MATERIAL TO PROCESS:

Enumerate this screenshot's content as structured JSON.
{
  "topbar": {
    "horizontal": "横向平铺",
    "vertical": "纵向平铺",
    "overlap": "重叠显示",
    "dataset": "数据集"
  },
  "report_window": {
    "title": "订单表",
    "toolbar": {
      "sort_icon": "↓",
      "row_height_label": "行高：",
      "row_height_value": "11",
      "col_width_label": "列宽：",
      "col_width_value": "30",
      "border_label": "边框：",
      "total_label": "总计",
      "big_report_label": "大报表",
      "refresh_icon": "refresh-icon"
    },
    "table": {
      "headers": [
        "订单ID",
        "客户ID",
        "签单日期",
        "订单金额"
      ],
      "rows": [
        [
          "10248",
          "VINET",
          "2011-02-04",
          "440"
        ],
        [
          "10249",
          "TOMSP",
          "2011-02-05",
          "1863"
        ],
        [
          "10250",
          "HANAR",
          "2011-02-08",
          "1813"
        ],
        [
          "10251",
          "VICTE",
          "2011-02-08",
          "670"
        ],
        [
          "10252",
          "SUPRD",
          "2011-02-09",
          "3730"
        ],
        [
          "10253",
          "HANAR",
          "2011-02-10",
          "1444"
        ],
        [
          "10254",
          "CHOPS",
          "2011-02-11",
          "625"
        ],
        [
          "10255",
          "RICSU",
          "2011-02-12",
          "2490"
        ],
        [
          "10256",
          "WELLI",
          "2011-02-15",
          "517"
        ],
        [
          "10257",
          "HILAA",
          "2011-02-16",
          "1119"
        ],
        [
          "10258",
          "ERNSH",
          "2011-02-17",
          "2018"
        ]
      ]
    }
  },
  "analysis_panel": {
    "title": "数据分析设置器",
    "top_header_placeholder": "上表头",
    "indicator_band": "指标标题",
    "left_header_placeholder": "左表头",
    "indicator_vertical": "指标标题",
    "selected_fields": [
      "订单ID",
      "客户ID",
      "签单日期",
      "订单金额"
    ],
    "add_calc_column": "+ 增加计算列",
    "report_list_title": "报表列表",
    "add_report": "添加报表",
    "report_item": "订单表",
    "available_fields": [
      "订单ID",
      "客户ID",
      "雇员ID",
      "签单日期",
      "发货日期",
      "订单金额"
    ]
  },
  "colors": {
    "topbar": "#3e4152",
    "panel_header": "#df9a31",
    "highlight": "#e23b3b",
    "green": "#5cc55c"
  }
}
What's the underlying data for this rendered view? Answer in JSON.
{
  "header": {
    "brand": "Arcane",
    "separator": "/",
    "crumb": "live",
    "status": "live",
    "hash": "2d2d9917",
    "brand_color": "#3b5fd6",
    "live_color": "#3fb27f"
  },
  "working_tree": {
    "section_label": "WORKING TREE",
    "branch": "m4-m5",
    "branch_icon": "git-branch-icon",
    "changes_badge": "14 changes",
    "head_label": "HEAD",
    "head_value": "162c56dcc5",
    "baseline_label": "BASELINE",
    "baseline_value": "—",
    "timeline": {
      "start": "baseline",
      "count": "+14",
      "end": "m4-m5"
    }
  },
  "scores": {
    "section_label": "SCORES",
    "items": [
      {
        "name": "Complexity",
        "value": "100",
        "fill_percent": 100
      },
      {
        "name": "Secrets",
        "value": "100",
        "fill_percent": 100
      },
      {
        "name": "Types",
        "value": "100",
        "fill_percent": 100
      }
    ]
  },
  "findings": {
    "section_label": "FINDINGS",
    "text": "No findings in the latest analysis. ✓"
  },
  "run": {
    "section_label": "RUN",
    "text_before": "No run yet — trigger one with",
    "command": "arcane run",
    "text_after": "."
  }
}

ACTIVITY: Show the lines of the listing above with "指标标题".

TASK ANSWER:
    "indicator_band": "指标标题",
    "indicator_vertical": "指标标题",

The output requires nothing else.